Problem details.
Set each entry down verbatim, omitting images.

Data excerpts
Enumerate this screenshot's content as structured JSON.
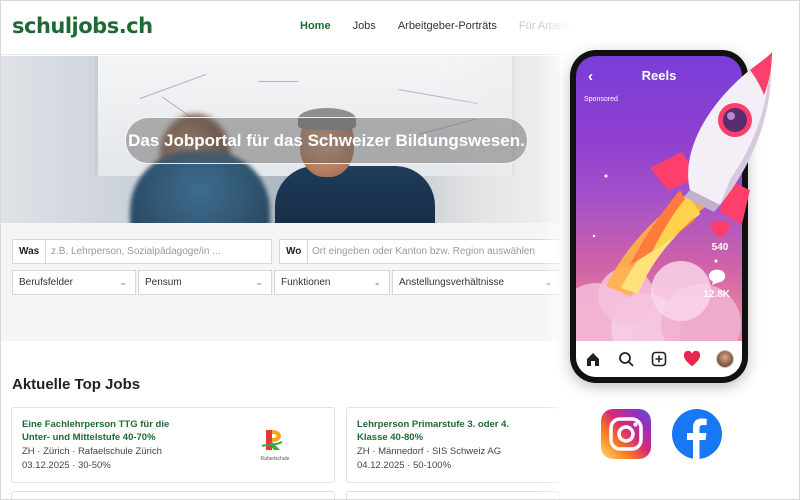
{
  "header": {
    "logo": "schuljobs.ch",
    "nav": [
      "Home",
      "Jobs",
      "Arbeitgeber-Porträts",
      "Für Arbeitg"
    ]
  },
  "hero": {
    "tagline": "Das Jobportal für das Schweizer Bildungswesen."
  },
  "search": {
    "what_label": "Was",
    "what_placeholder": "z.B. Lehrperson, Sozialpädagoge/in ...",
    "where_label": "Wo",
    "where_placeholder": "Ort eingeben oder Kanton bzw. Region auswählen",
    "filters": [
      "Berufsfelder",
      "Pensum",
      "Funktionen",
      "Anstellungsverhältnisse"
    ]
  },
  "top_jobs": {
    "title": "Aktuelle Top Jobs",
    "jobs": [
      {
        "title_line1": "Eine Fachlehrperson TTG für die",
        "title_line2": "Unter- und Mittelstufe 40-70%",
        "location": "ZH · Zürich · Rafaelschule Zürich",
        "date_pensum": "03.12.2025 · 30-50%",
        "logo_text": "Rafaelschule"
      },
      {
        "title_line1": "Lehrperson Primarstufe 3. oder 4.",
        "title_line2": "Klasse 40-80%",
        "location": "ZH · Männedorf · SIS Schweiz AG",
        "date_pensum": "04.12.2025 · 50-100%"
      }
    ]
  },
  "phone": {
    "title": "Reels",
    "sponsored": "Sponsored",
    "likes": "540",
    "comments": "12.8K"
  },
  "colors": {
    "brand_green": "#1d6b33",
    "instagram": "#d6249f",
    "facebook": "#1877f2"
  },
  "social": [
    "instagram-icon",
    "facebook-icon"
  ]
}
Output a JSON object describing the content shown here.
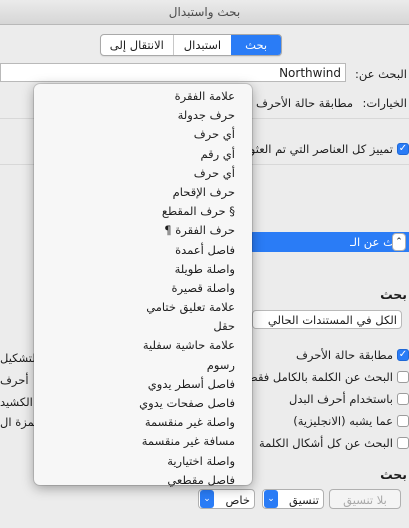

Result.
Enumerate this screenshot's content as structured JSON.
{
  "header": {
    "logo": "schuljobs.ch",
    "nav": [
      "Home",
      "Jobs",
      "Arbeitgeber-Porträts",
      "Für Arbeitg"
    ]
  },
  "hero": {
    "tagline": "Das Jobportal für das Schweizer Bildungswesen."
  },
  "search": {
    "what_label": "Was",
    "what_placeholder": "z.B. Lehrperson, Sozialpädagoge/in ...",
    "where_label": "Wo",
    "where_placeholder": "Ort eingeben oder Kanton bzw. Region auswählen",
    "filters": [
      "Berufsfelder",
      "Pensum",
      "Funktionen",
      "Anstellungsverhältnisse"
    ]
  },
  "top_jobs": {
    "title": "Aktuelle Top Jobs",
    "jobs": [
      {
        "title_line1": "Eine Fachlehrperson TTG für die",
        "title_line2": "Unter- und Mittelstufe 40-70%",
        "location": "ZH · Zürich · Rafaelschule Zürich",
        "date_pensum": "03.12.2025 · 30-50%",
        "logo_text": "Rafaelschule"
      },
      {
        "title_line1": "Lehrperson Primarstufe 3. oder 4.",
        "title_line2": "Klasse 40-80%",
        "location": "ZH · Männedorf · SIS Schweiz AG",
        "date_pensum": "04.12.2025 · 50-100%"
      }
    ]
  },
  "phone": {
    "title": "Reels",
    "sponsored": "Sponsored",
    "likes": "540",
    "comments": "12.8K"
  },
  "colors": {
    "brand_green": "#1d6b33",
    "instagram": "#d6249f",
    "facebook": "#1877f2"
  },
  "social": [
    "instagram-icon",
    "facebook-icon"
  ]
}
Output a JSON object describing the content shown here.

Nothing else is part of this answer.